Up until its final ten minutes, "Matchstick Men," directed by Ridley Scott (2001's "Black Hawk Down
"), is a beautifully crafted motion picture filled with endearing, sharply drawn characters and an ultra-smart, non-flashy screenplay. Whereas most films about con men are all about style, tricks and with no real substance, screenwriters Nicholas Griffin and Ted Griffin (2001's "Ocean's Eleven
") invigorate the genre by wisely making it a character-driven piece about relationships that just so happens to be set in the world of cons. For close to 110 minutes, we grow to care about and love the people we have met and spent time with. And then, with no warning, the rug is thrown out from under us to make way for one of the most unnecessary, enraging, condescending endings in recent memory.

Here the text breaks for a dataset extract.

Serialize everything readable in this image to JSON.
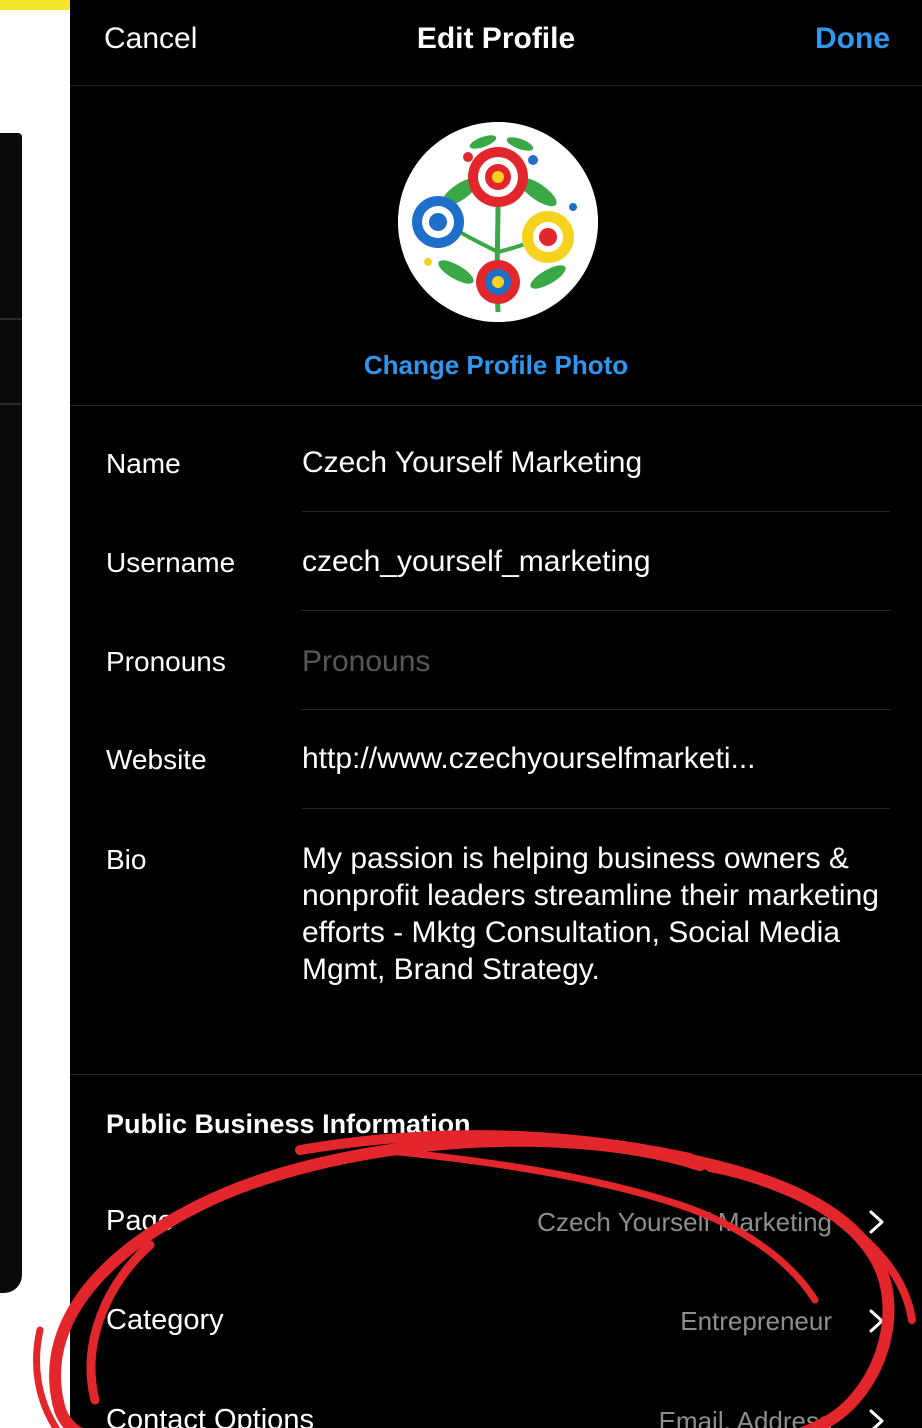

Roy Waller (Nicolas Cage) is an obsessive compulsive con man with agoraphobic symptoms who works alongside protege Frank Mercer (Sam Rockwell) as they meticulously wheel and deal people into giving them money. Filled with unwanted tics and fears, Roy goes to see a psychiatrist about refilling a subscription for his illness and ends up opening up to him about his past. Through this, he learns of his estranged 14-year-old daughter, Angela (Alison Lohman), whom he has never met but who wants to get to know him. With summer break in full swing, Angela practically moves in with Roy and falls in love with the father she never had. Eventually, Roy is grudgingly teaching Angela the tricks of his trade as he and Frank start work on their next con.

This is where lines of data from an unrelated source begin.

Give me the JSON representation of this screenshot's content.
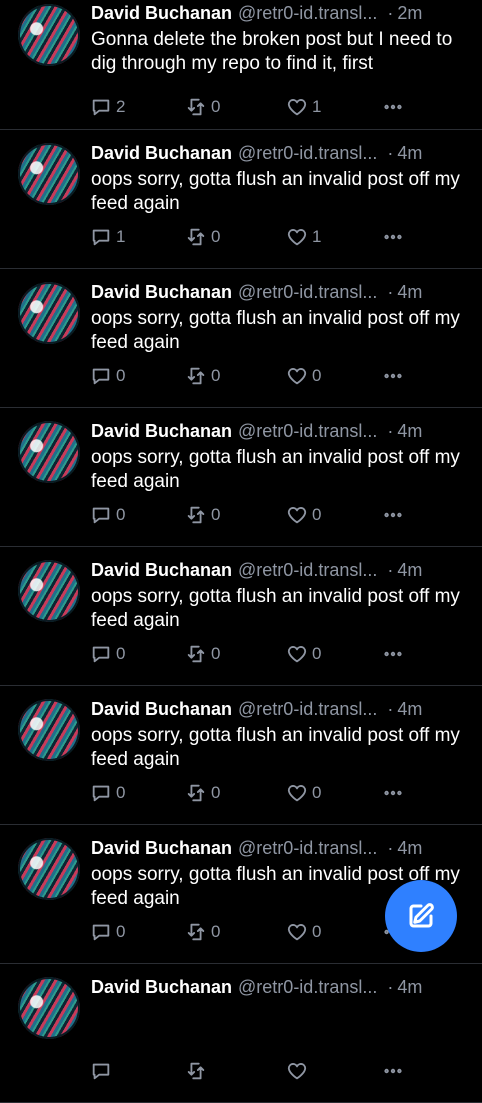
{
  "colors": {
    "background": "#000000",
    "muted": "#8f96a3",
    "accent": "#2f80ff",
    "divider": "#2a2d33"
  },
  "posts": [
    {
      "name": "David Buchanan",
      "handle": "@retr0-id.transl...",
      "time": "2m",
      "text": "Gonna delete the broken post but I need to dig through my repo to find it, first",
      "replies": "2",
      "reposts": "0",
      "likes": "1"
    },
    {
      "name": "David Buchanan",
      "handle": "@retr0-id.transl...",
      "time": "4m",
      "text": "oops sorry, gotta flush an invalid post off my feed again",
      "replies": "1",
      "reposts": "0",
      "likes": "1"
    },
    {
      "name": "David Buchanan",
      "handle": "@retr0-id.transl...",
      "time": "4m",
      "text": "oops sorry, gotta flush an invalid post off my feed again",
      "replies": "0",
      "reposts": "0",
      "likes": "0"
    },
    {
      "name": "David Buchanan",
      "handle": "@retr0-id.transl...",
      "time": "4m",
      "text": "oops sorry, gotta flush an invalid post off my feed again",
      "replies": "0",
      "reposts": "0",
      "likes": "0"
    },
    {
      "name": "David Buchanan",
      "handle": "@retr0-id.transl...",
      "time": "4m",
      "text": "oops sorry, gotta flush an invalid post off my feed again",
      "replies": "0",
      "reposts": "0",
      "likes": "0"
    },
    {
      "name": "David Buchanan",
      "handle": "@retr0-id.transl...",
      "time": "4m",
      "text": "oops sorry, gotta flush an invalid post off my feed again",
      "replies": "0",
      "reposts": "0",
      "likes": "0"
    },
    {
      "name": "David Buchanan",
      "handle": "@retr0-id.transl...",
      "time": "4m",
      "text": "oops sorry, gotta flush an invalid post off my feed again",
      "replies": "0",
      "reposts": "0",
      "likes": "0"
    },
    {
      "name": "David Buchanan",
      "handle": "@retr0-id.transl...",
      "time": "4m",
      "text": "",
      "replies": "",
      "reposts": "",
      "likes": ""
    }
  ],
  "compose": {
    "icon": "compose-icon"
  }
}
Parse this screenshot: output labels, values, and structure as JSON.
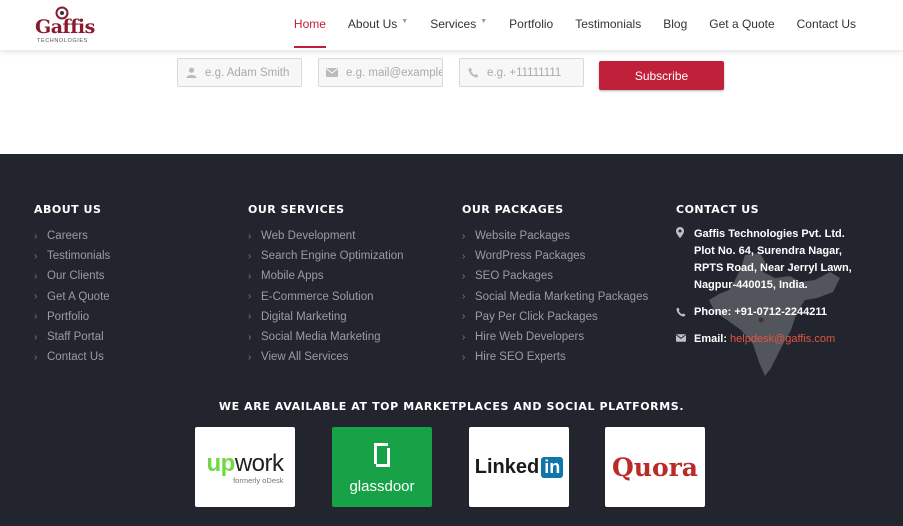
{
  "brand": {
    "name": "Gaffis",
    "tagline": "TECHNOLOGIES",
    "accent": "#c0203a",
    "footer_bg": "#23252e"
  },
  "nav": {
    "items": [
      {
        "label": "Home",
        "active": true,
        "has_caret": false
      },
      {
        "label": "About Us",
        "active": false,
        "has_caret": true
      },
      {
        "label": "Services",
        "active": false,
        "has_caret": true
      },
      {
        "label": "Portfolio",
        "active": false,
        "has_caret": false
      },
      {
        "label": "Testimonials",
        "active": false,
        "has_caret": false
      },
      {
        "label": "Blog",
        "active": false,
        "has_caret": false
      },
      {
        "label": "Get a Quote",
        "active": false,
        "has_caret": false
      },
      {
        "label": "Contact Us",
        "active": false,
        "has_caret": false
      }
    ]
  },
  "subscribe": {
    "name_placeholder": "e.g. Adam Smith",
    "email_placeholder": "e.g. mail@example.com",
    "phone_placeholder": "e.g. +11111111",
    "button_label": "Subscribe",
    "icons": [
      "user-icon",
      "envelope-icon",
      "phone-icon"
    ]
  },
  "footer": {
    "about": {
      "title": "ABOUT US",
      "links": [
        "Careers",
        "Testimonials",
        "Our Clients",
        "Get A Quote",
        "Portfolio",
        "Staff Portal",
        "Contact Us"
      ]
    },
    "services": {
      "title": "OUR SERVICES",
      "links": [
        "Web Development",
        "Search Engine Optimization",
        "Mobile Apps",
        "E-Commerce Solution",
        "Digital Marketing",
        "Social Media Marketing",
        "View All Services"
      ]
    },
    "packages": {
      "title": "OUR PACKAGES",
      "links": [
        "Website Packages",
        "WordPress Packages",
        "SEO Packages",
        "Social Media Marketing Packages",
        "Pay Per Click Packages",
        "Hire Web Developers",
        "Hire SEO Experts"
      ]
    },
    "contact": {
      "title": "CONTACT US",
      "address_lines": [
        "Gaffis Technologies Pvt. Ltd.",
        "Plot No. 64, Surendra Nagar,",
        "RPTS Road, Near Jerryl Lawn,",
        "Nagpur-440015, India."
      ],
      "phone": "Phone: +91-0712-2244211",
      "email_label": "Email:",
      "email": "helpdesk@gaffis.com"
    },
    "marketplaces": {
      "title": "WE ARE AVAILABLE AT TOP MARKETPLACES AND SOCIAL PLATFORMS.",
      "upwork": {
        "word_a": "up",
        "word_b": "work",
        "sub": "formerly oDesk"
      },
      "glassdoor": {
        "word": "glassdoor"
      },
      "linkedin": {
        "word_a": "Linked",
        "word_b": "in"
      },
      "quora": {
        "word": "Quora"
      }
    }
  }
}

First and foremost, "Matchstick Men" is a wonder of brilliant lead performances, each one breathing distinctive life into their fresh roles. Coming off his Oscar-nominated role in 2002's best film, "Adaptation

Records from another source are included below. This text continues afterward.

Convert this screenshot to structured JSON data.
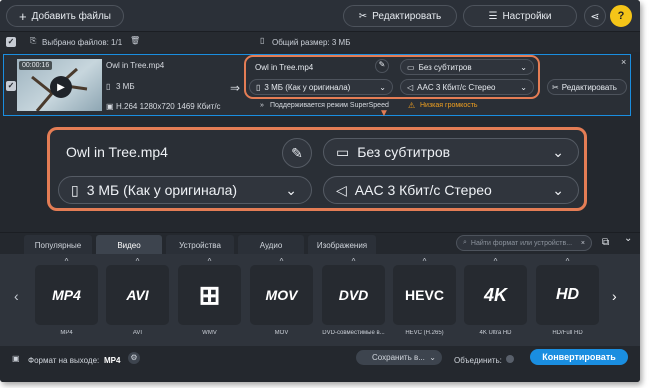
{
  "toolbar": {
    "add_files": "Добавить файлы",
    "edit": "Редактировать",
    "settings": "Настройки",
    "help": "?"
  },
  "subbar": {
    "selected": "Выбрано файлов: 1/1",
    "total_size": "Общий размер: 3 МБ"
  },
  "file": {
    "duration": "00:00:16",
    "name": "Owl in Tree.mp4",
    "size": "3 МБ",
    "info": "H.264 1280x720 1469 Кбит/с",
    "out_name": "Owl in Tree.mp4",
    "subtitles": "Без субтитров",
    "out_size": "3 МБ (Как у оригинала)",
    "audio": "AAC 3 Кбит/с Стерео",
    "edit": "Редактировать",
    "superspeed": "Поддерживается режим SuperSpeed",
    "warning": "Низкая громкость"
  },
  "zoom": {
    "name": "Owl in Tree.mp4",
    "subtitles": "Без субтитров",
    "size": "3 МБ (Как у оригинала)",
    "audio": "AAC 3 Кбит/с Стерео"
  },
  "tabs": [
    "Популярные",
    "Видео",
    "Устройства",
    "Аудио",
    "Изображения"
  ],
  "search": {
    "placeholder": "Найти формат или устройств..."
  },
  "formats": [
    {
      "logo": "MP4",
      "label": "MP4"
    },
    {
      "logo": "AVI",
      "label": "AVI"
    },
    {
      "logo": "⊞",
      "label": "WMV"
    },
    {
      "logo": "MOV",
      "label": "MOV"
    },
    {
      "logo": "DVD",
      "label": "DVD-совместимые в..."
    },
    {
      "logo": "HEVC",
      "label": "HEVC (H.265)"
    },
    {
      "logo": "4K",
      "label": "4K Ultra HD"
    },
    {
      "logo": "HD",
      "label": "HD/Full HD"
    }
  ],
  "footer": {
    "output_label": "Формат на выходе:",
    "output_value": "MP4",
    "save": "Сохранить в...",
    "join": "Объединить:",
    "convert": "Конвертировать"
  },
  "colors": {
    "accent": "#1a8ee0",
    "highlight": "#e47d55",
    "warning": "#f0a020"
  }
}
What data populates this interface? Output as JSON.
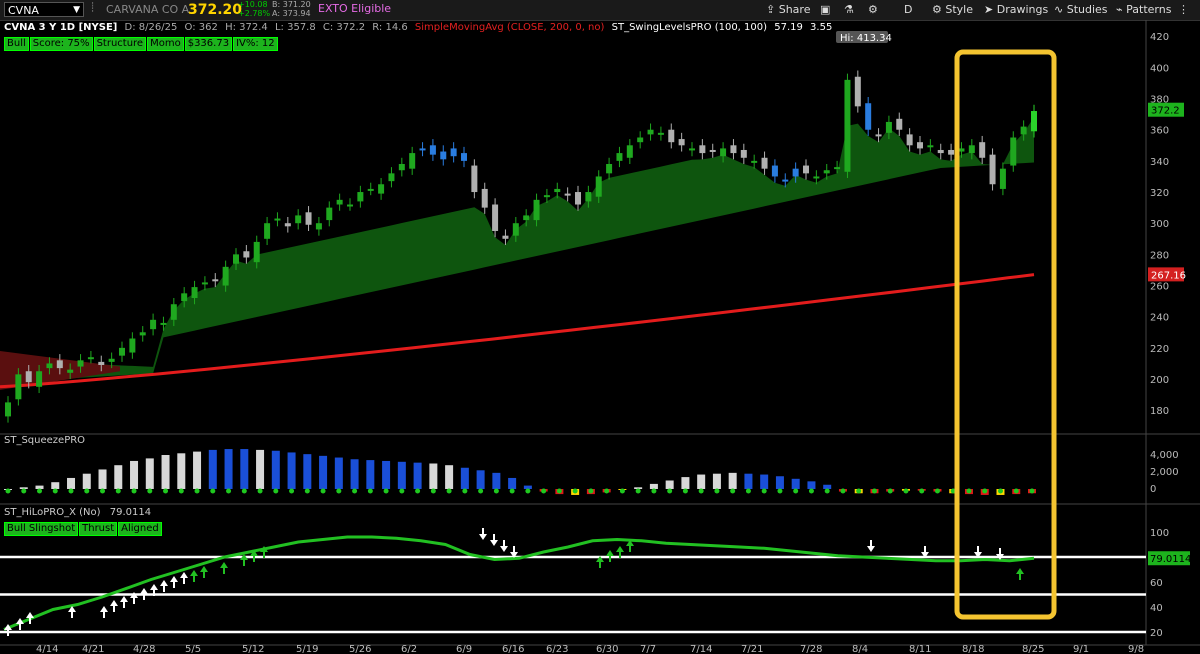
{
  "toolbar": {
    "symbol": "CVNA",
    "company": "CARVANA CO A",
    "price": "372.20",
    "change": "+10.08",
    "change_pct": "+2.78%",
    "bid": "B: 371.20",
    "ask": "A: 373.94",
    "exto": "EXTO Eligible",
    "share": "Share",
    "period": "D",
    "style": "Style",
    "drawings": "Drawings",
    "studies": "Studies",
    "patterns": "Patterns"
  },
  "header": {
    "title": "CVNA 3 Y 1D [NYSE]",
    "date": "D: 8/26/25",
    "open": "O: 362",
    "high": "H: 372.4",
    "low": "L: 357.8",
    "close": "C: 372.2",
    "range": "R: 14.6",
    "sma": "SimpleMovingAvg (CLOSE, 200, 0, no)",
    "swing": "ST_SwingLevelsPRO (100, 100)",
    "swing_v1": "57.19",
    "swing_v2": "3.55"
  },
  "badges": [
    "Bull",
    "Score: 75%",
    "Structure",
    "Momo",
    "$336.73",
    "IV%: 12"
  ],
  "squeeze_title": "ST_SqueezePRO",
  "hilo_title": "ST_HiLoPRO_X (No)",
  "hilo_value": "79.0114",
  "hilo_badges": [
    "Bull Slingshot",
    "Thrust",
    "Aligned"
  ],
  "chart_data": {
    "type": "candlestick",
    "x_ticks": [
      "4/14",
      "4/21",
      "4/28",
      "5/5",
      "5/12",
      "5/19",
      "5/26",
      "6/2",
      "6/9",
      "6/16",
      "6/23",
      "6/30",
      "7/7",
      "7/14",
      "7/21",
      "7/28",
      "8/4",
      "8/11",
      "8/18",
      "8/25",
      "9/1",
      "9/8"
    ],
    "price_axis": [
      420,
      400,
      380,
      360,
      340,
      320,
      300,
      280,
      260,
      240,
      220,
      200,
      180
    ],
    "price_ylim": [
      166,
      424
    ],
    "last_price": "372.2",
    "sma_value": "267.16",
    "high_label": "Hi: 413.34",
    "squeeze_axis": [
      "4,000",
      "2,000",
      "0"
    ],
    "hilo_axis": [
      100,
      80,
      60,
      40,
      20
    ],
    "hilo_lines": [
      80,
      50,
      20
    ],
    "closes": [
      185,
      203,
      198,
      205,
      210,
      207,
      206,
      212,
      214,
      209,
      213,
      220,
      226,
      230,
      238,
      236,
      248,
      255,
      259,
      262,
      263,
      272,
      280,
      278,
      288,
      300,
      303,
      298,
      305,
      299,
      300,
      310,
      315,
      312,
      320,
      322,
      325,
      332,
      338,
      345,
      348,
      344,
      346,
      343,
      340,
      320,
      310,
      295,
      290,
      300,
      305,
      315,
      318,
      322,
      318,
      312,
      320,
      330,
      338,
      345,
      350,
      355,
      360,
      358,
      352,
      350,
      348,
      345,
      346,
      348,
      345,
      342,
      340,
      335,
      330,
      328,
      335,
      332,
      330,
      334,
      336,
      392,
      375,
      360,
      356,
      365,
      360,
      350,
      348,
      350,
      345,
      344,
      348,
      350,
      342,
      325,
      335,
      355,
      362,
      372
    ],
    "sma200": [
      195,
      267
    ],
    "hilo_series": [
      22,
      30,
      38,
      42,
      48,
      55,
      62,
      68,
      74,
      80,
      84,
      88,
      92,
      94,
      96,
      96,
      95,
      93,
      90,
      82,
      78,
      79,
      84,
      88,
      93,
      94,
      93,
      91,
      90,
      89,
      88,
      87,
      85,
      83,
      81,
      80,
      79,
      78,
      77,
      77,
      78,
      77,
      79
    ],
    "squeeze_bars": [
      0,
      0.2,
      0.4,
      0.8,
      1.3,
      1.8,
      2.3,
      2.8,
      3.3,
      3.6,
      4.0,
      4.2,
      4.4,
      4.6,
      4.7,
      4.7,
      4.6,
      4.5,
      4.3,
      4.1,
      3.9,
      3.7,
      3.5,
      3.4,
      3.3,
      3.2,
      3.1,
      3.0,
      2.8,
      2.5,
      2.2,
      1.9,
      1.3,
      0.4,
      -0.3,
      -0.6,
      -0.7,
      -0.6,
      -0.4,
      -0.1,
      0.2,
      0.6,
      1.0,
      1.4,
      1.7,
      1.8,
      1.9,
      1.8,
      1.7,
      1.5,
      1.2,
      0.9,
      0.5,
      -0.3,
      -0.5,
      -0.5,
      -0.3,
      -0.2,
      -0.2,
      -0.3,
      -0.5,
      -0.6,
      -0.7,
      -0.7,
      -0.6,
      -0.5
    ]
  }
}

," Nicolas Cage is note-perfect as Roy Waller, faithfully gracing him with all the physical tics and personal flaws that afflict him. When Roy discovers the joy of being a parent, he yearns to move out of the con business but isn't sure how. Cage is at the top of his game in every scene, garnering big laughs when they are called for and an emotional depth and originality of character one rarely sees in mainstream Hollywood.
Matching him every step of the way is 23-year-old Alison Lohman (2002's "White Oleander
"), who is called up to play someone almost ten years younger than she and, amazingly, makes it completely believable. With the looks, speech, and mannerisms of a young teenager wise beyond her years but with an inexperienced naivete underneath the surface, Lohman hits her role of Angela squarely on the head and makes it her own. Having only one other major lead role under her belt, Lohman easily cements herself as one of the most versatile and talented young actresses working today.
The father-daughter relationship between Roy and Angela, loosely recalling the one between Ryan O'Neal and Tatum O'Neal in 1973's "Paper Moon," is the heart and soul of "Matchstick Men." In the ways that Roy and Angela relate to one another, first with a yearning hesitancy and then with an unmistakable casualness, and in the way that Roy occasionally loses his temper and says things to Angela without meaning them, this is one of the more lovely cinematic parent-child depictions in quite some time.
Filling out the lead trio, Sam Rockwell (2001's "Heist
") exudes the same quirky coolness he is getting to be known for as Frank Mercer. Frank does not have as much screentime as Cage or Lohman, but in the way he looks up to Roy while at the same time having to act as his guiding light through Roy's rough patches, he is an indelible character who makes his every moment count. If the sign of a charismatic actor is their ability to brighten every scene in which they appear, then Rockwell has this gift in spades.
Had "Matchstick Men" followed on the same course it had set up through its climax, then it would undoubtedly be one of the stronger motion pictures of 2003. Unfortunately, director Ridley Scott betrays his audience and the time they have invested in this story for no apparent reason other than to offer a surprising twist ending. It cannot be denied that the concluding ten minutes are, indeed, unexpected, but they are also gimmick-ridden and ludicrous, putting a severe damper on everything that has come before. The characters, as well as the viewers, are not treated with the respect they deserve, and we instantly stop caring because of it.
As wonderful as the vast majority of "Matchstick Men" is, it is just as abysmal in its cumulative effect, transforming an innovative, heartfelt, purely human tale into one that is as shallow as every con film that has come before it. For the sheer promise it held for so long, and its jarring plunge into maddening mediocrity by the end credits roll, "Matchstick Men" may just rank as the most disappointing film of the year.